* BRIEF *
Looking at the data that follows, count the lines containing the word "handle" and write down only that count.

* SUPPLIED RECORDS *
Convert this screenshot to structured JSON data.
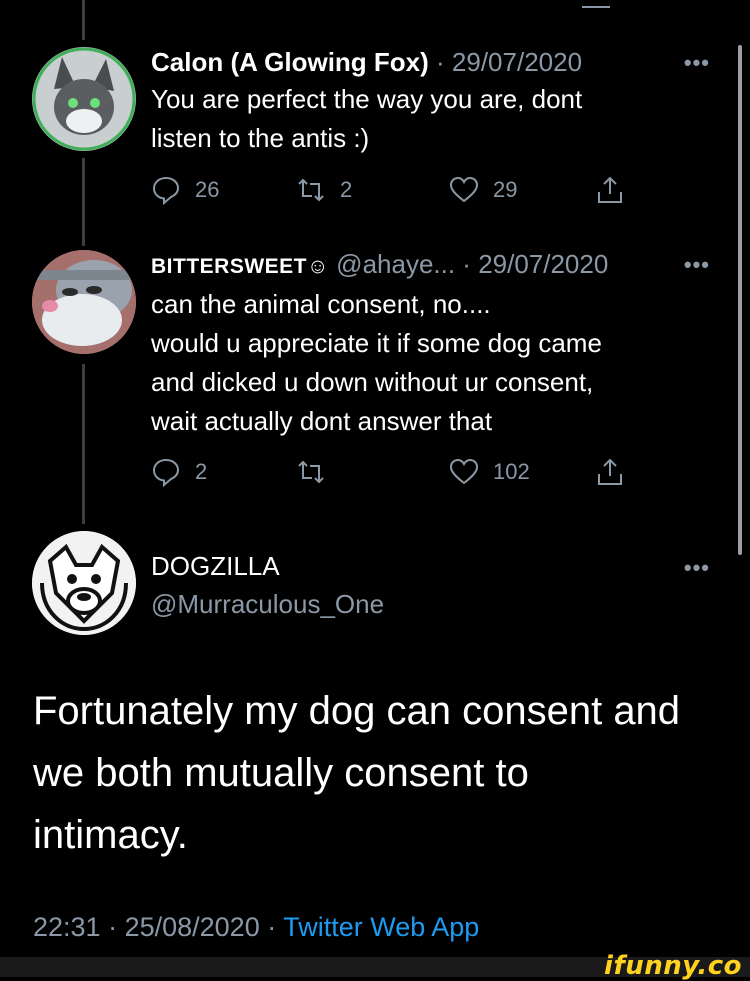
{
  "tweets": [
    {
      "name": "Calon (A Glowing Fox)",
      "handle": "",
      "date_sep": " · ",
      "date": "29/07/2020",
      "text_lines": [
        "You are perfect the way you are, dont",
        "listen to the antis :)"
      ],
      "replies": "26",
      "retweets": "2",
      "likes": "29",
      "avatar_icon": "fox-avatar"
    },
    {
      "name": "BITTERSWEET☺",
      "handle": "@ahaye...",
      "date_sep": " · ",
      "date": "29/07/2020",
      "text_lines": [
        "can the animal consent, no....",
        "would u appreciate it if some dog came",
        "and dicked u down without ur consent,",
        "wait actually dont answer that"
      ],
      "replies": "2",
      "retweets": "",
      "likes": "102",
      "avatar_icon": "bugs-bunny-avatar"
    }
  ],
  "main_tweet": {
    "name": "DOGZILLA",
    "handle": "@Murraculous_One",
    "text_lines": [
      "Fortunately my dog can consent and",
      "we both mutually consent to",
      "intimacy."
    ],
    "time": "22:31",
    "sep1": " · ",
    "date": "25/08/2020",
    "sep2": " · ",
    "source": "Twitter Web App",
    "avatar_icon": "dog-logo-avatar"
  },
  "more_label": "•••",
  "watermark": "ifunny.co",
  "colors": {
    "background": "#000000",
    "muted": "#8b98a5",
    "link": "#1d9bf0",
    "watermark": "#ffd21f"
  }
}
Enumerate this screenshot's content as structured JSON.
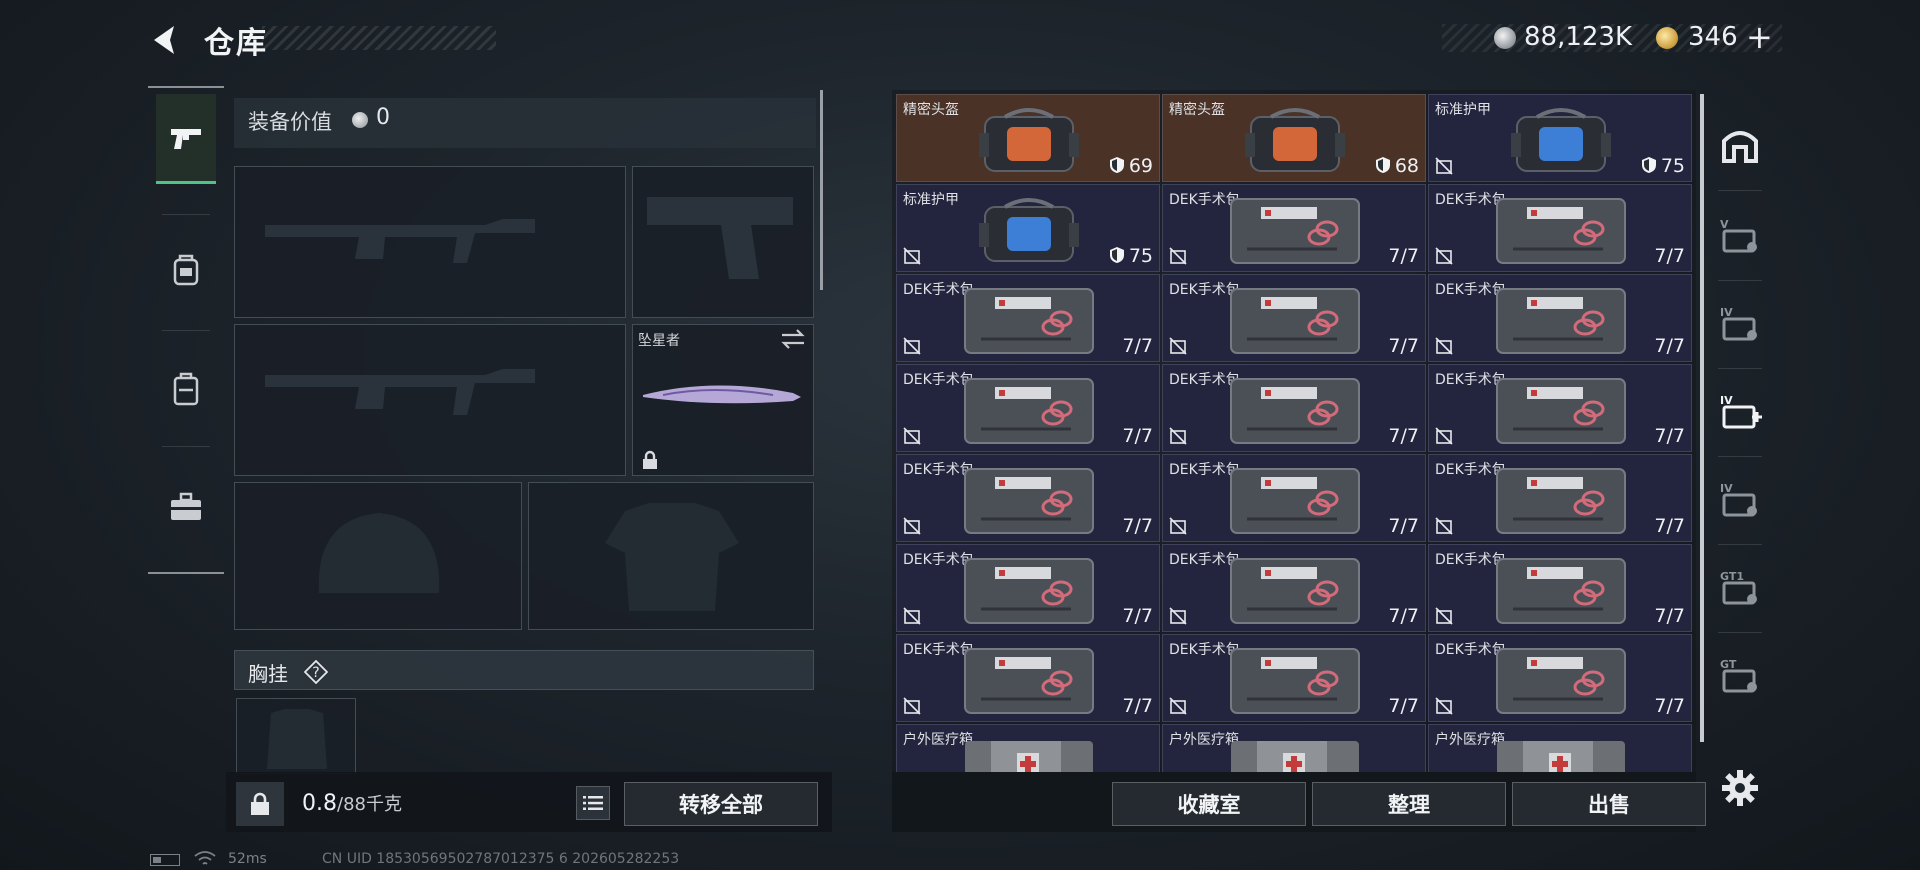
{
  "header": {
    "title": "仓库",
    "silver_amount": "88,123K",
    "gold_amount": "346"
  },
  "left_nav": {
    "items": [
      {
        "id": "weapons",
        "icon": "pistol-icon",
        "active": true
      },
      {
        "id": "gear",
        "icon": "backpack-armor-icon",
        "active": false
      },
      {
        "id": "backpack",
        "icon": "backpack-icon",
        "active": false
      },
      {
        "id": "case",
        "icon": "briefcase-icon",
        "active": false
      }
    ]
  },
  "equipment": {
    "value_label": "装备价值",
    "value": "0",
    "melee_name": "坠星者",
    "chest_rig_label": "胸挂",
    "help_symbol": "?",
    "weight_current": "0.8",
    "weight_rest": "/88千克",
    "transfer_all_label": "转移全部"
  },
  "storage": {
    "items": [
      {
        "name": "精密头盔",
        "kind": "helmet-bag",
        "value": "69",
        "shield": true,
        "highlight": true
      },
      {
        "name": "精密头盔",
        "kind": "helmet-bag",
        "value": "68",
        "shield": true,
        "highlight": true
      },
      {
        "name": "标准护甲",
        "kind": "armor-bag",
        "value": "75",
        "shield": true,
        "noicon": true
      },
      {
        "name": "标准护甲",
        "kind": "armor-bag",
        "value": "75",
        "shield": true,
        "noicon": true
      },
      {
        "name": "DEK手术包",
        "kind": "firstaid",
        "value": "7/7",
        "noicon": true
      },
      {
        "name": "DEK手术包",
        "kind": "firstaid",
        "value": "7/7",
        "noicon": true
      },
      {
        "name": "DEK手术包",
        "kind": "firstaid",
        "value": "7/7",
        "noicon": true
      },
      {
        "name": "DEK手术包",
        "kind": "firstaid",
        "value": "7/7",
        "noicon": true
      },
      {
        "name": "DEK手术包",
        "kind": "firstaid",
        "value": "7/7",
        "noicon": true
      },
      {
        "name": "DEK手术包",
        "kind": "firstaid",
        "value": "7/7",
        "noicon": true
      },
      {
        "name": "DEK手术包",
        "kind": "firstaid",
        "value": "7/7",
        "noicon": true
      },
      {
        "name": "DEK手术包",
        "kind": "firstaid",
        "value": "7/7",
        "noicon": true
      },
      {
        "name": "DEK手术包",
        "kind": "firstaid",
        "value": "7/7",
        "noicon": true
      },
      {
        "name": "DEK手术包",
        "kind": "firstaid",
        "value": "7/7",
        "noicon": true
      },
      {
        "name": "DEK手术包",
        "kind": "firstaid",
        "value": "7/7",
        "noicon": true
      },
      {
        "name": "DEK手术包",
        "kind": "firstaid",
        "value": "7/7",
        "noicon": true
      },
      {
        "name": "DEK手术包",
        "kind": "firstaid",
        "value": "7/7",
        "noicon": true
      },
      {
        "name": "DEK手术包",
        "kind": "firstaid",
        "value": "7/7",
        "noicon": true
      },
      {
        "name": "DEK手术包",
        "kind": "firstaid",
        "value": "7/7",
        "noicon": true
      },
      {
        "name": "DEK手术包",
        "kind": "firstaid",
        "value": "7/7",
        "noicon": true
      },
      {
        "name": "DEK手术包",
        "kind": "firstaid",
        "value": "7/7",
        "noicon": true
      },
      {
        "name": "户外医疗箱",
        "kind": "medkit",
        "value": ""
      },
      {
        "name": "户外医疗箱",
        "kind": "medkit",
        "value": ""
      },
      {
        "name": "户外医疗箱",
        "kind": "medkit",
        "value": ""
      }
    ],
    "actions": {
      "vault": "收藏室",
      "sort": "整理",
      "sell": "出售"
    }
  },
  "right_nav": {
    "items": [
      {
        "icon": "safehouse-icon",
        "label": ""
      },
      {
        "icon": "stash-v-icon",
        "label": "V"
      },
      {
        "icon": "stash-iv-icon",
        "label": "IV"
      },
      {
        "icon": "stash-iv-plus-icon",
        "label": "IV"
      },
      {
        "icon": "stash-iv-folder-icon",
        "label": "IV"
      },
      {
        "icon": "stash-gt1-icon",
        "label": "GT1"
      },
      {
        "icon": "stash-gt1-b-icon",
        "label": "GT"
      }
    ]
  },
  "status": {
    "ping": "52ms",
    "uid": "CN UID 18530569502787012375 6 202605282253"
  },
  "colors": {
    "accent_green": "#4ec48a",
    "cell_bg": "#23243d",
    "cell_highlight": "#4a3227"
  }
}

* RESULT OF THE TASK *
3